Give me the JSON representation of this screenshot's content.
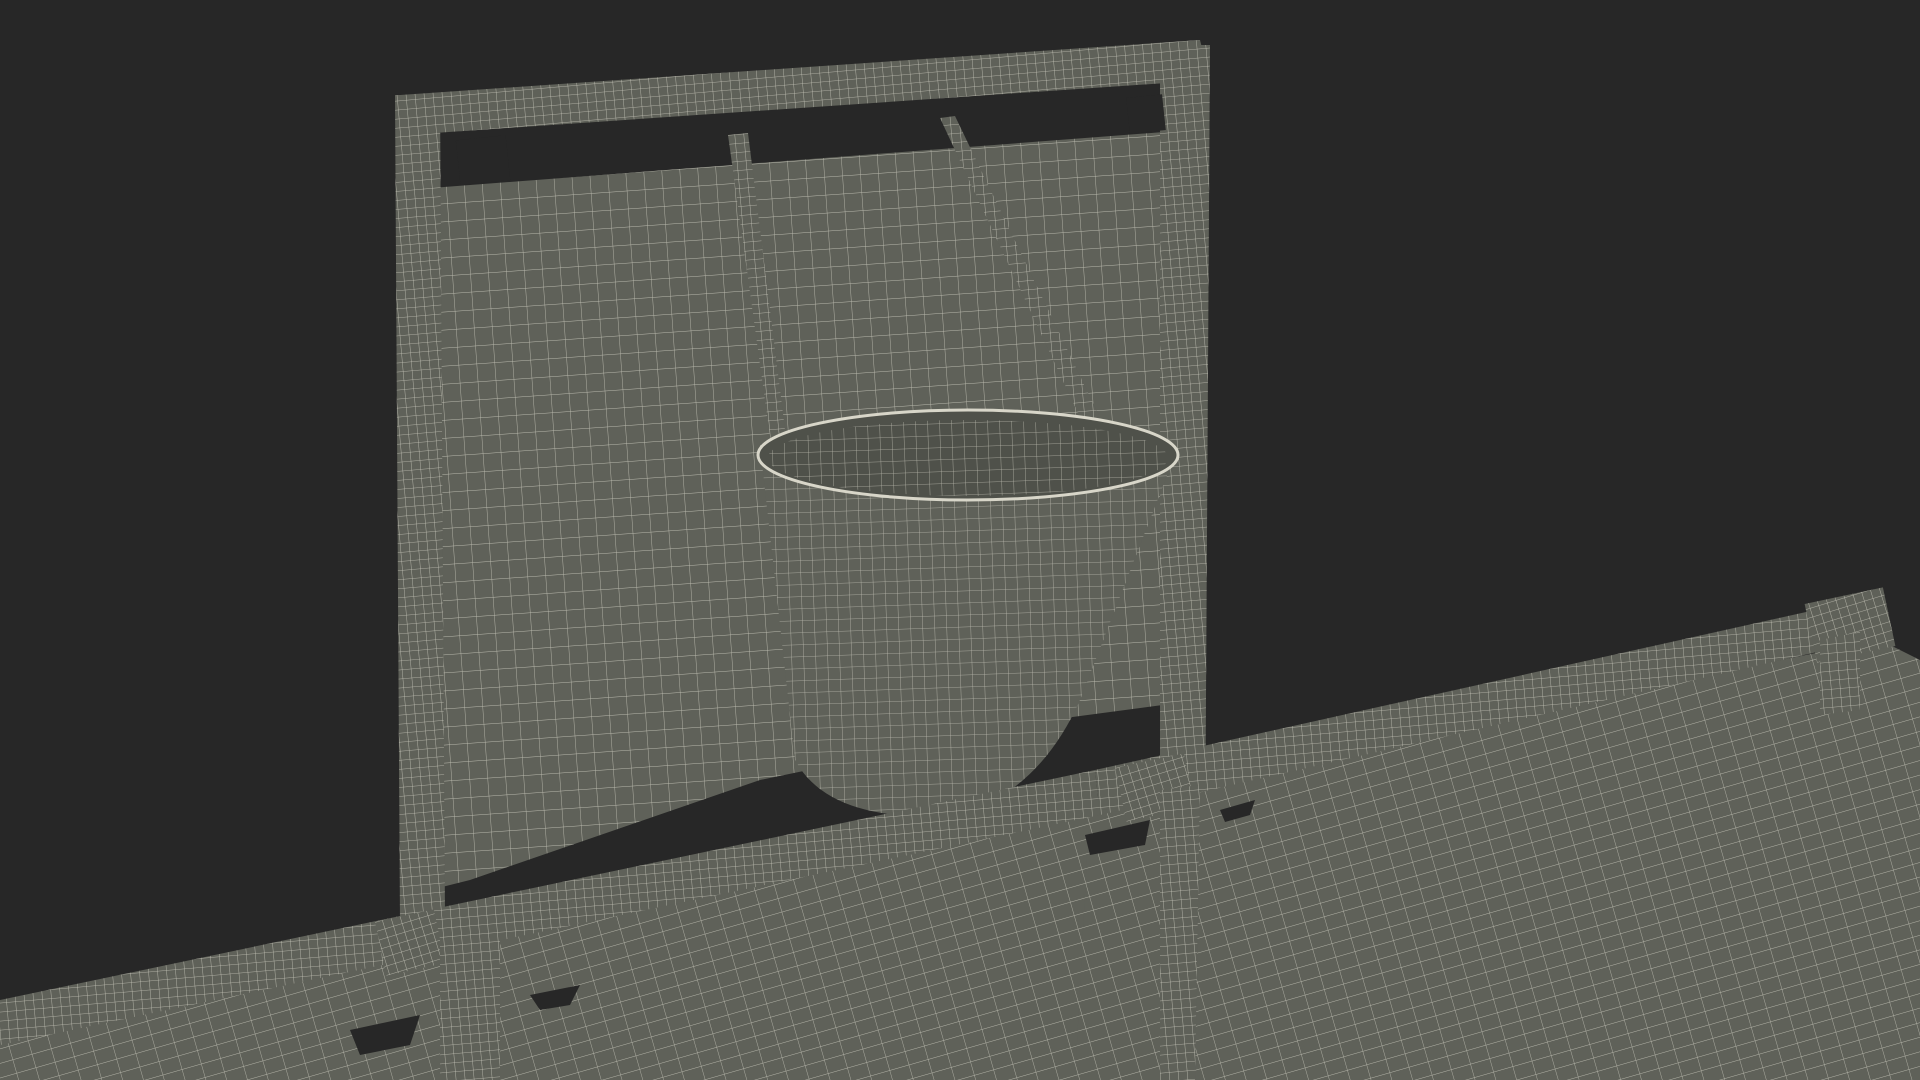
{
  "scene": {
    "subject": "wireframe-render",
    "colors": {
      "background": "#272727",
      "surface": "#5f6159",
      "surface_dark": "#4f514a",
      "wire": "#d8d6c9"
    }
  }
}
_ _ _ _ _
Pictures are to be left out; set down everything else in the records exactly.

▶ Task output:
Give me the JSON representation of this screenshot's content.
{
  "scene": {
    "subject": "wireframe-render",
    "colors": {
      "background": "#272727",
      "surface": "#5f6159",
      "surface_dark": "#4f514a",
      "wire": "#d8d6c9"
    }
  }
}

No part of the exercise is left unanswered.